Then I would suggest trying a lower carb approach (below 100 grams per day) and increase your intake progressively, if needed. Monitor how you feel, how much you weigh, and how your body responds. Give yourself two weeks to really come to a decision since it can take time for the body to acclimate to a new diet.
So if you start at around 80-100 grams of carbs per day and still feel like crap after a few weeks, try upping it by 20 grams. Or if you just don't like eating that way and find it too restrictive, add some more carbs since you likely won't stick with something you hate doing. And if the carb content doesn't seem to be helping things, take a closer look at your portion sizes. But if you're happy and getting the results you want, just keep it up, you're that much closer to refining your optimal approach.
Take methodical steps and make outcome-based, not emotional dietary decisions. Honestly evaluate how your body responds and be patient.
Notice this has nothing to do with being vegan, raw, paleo, organic, dairy-free, or gluten-free. Nor is it bound by any religious restrictions or ethical beliefs. I think those concerns are somewhat secondary and this approach can be successful within any of those frameworks.
Also keep in mind that this isn't the only way to approach or construct a personalized approach to eating, it's just one strategy I happen to think works.
Try it...or don't. But take action, and yes, continue to read. Despite all of the noise, I still feel that the more you educate yourself, the better. As you expose yourself to more information, your nutritional senses will continue to develop and sharpen. You'll be able to spot trends and patterns, see charlatans for what they are, and recognize sound, expert advice when you happen to find it.
Just don't make the mistake of thinking there's a dietary panacea out there. You have to find your own way, it just might take a little effort to figure it out.
I didn't think of all of this on my own. Here are links to the people and sources mentioned in the article.
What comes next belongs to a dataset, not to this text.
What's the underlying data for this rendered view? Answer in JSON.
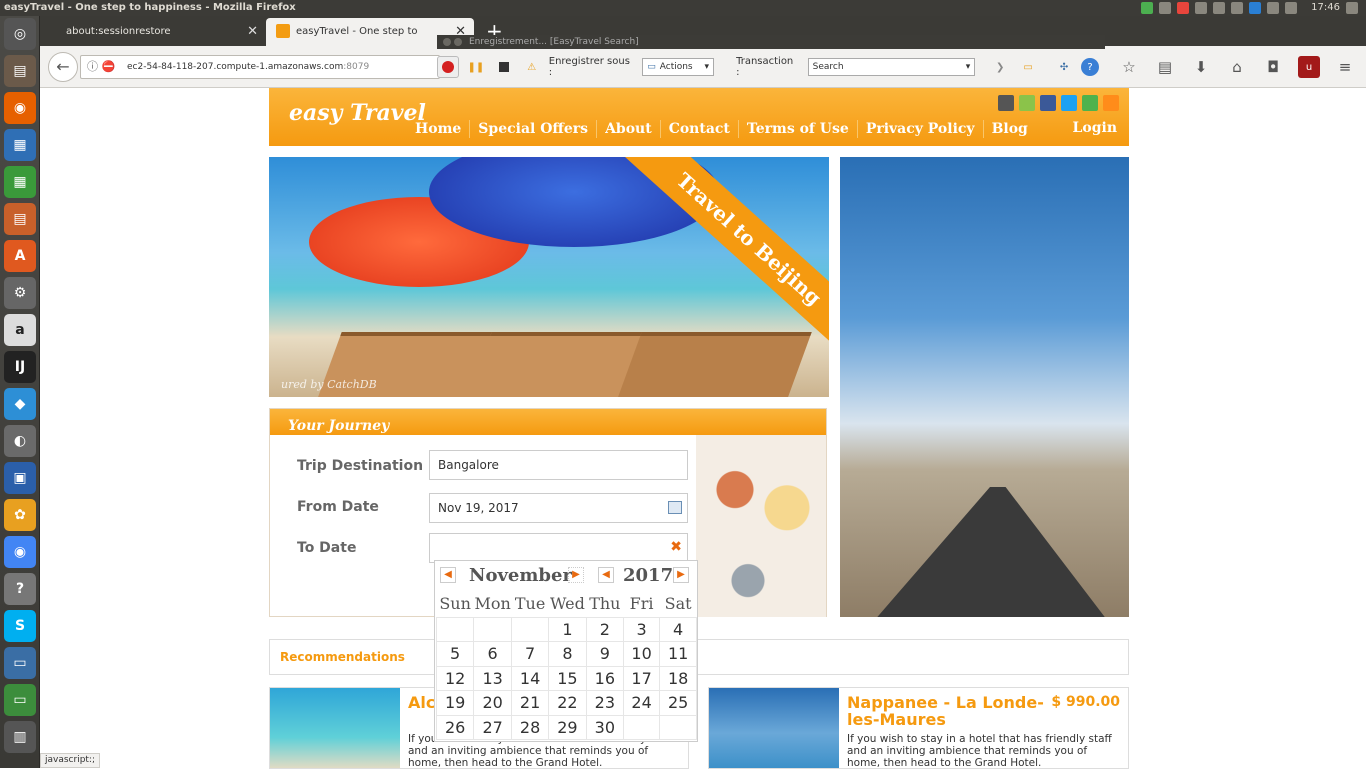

1. National Weight Control Registry. www.nwcr.ws
2. Interview with Dr. Peter Attia on Jocko Podcast #56. https://www.youtube.com/watch?v=18PDWLV0zrE
3. Diet Cults, by Matt Dixon. Amazon link here.
4. Low copy number of the salivary amylase gene predisposes to obesity. Falchi et al (2014). Published in Nature here.
5. High endogenous salivary amylase activity is associated with improved glycemic homeostasis following starch ingestion in adults. Mandel and Breslin (2012). Published in the Journal of Nutrition. Read the full study here.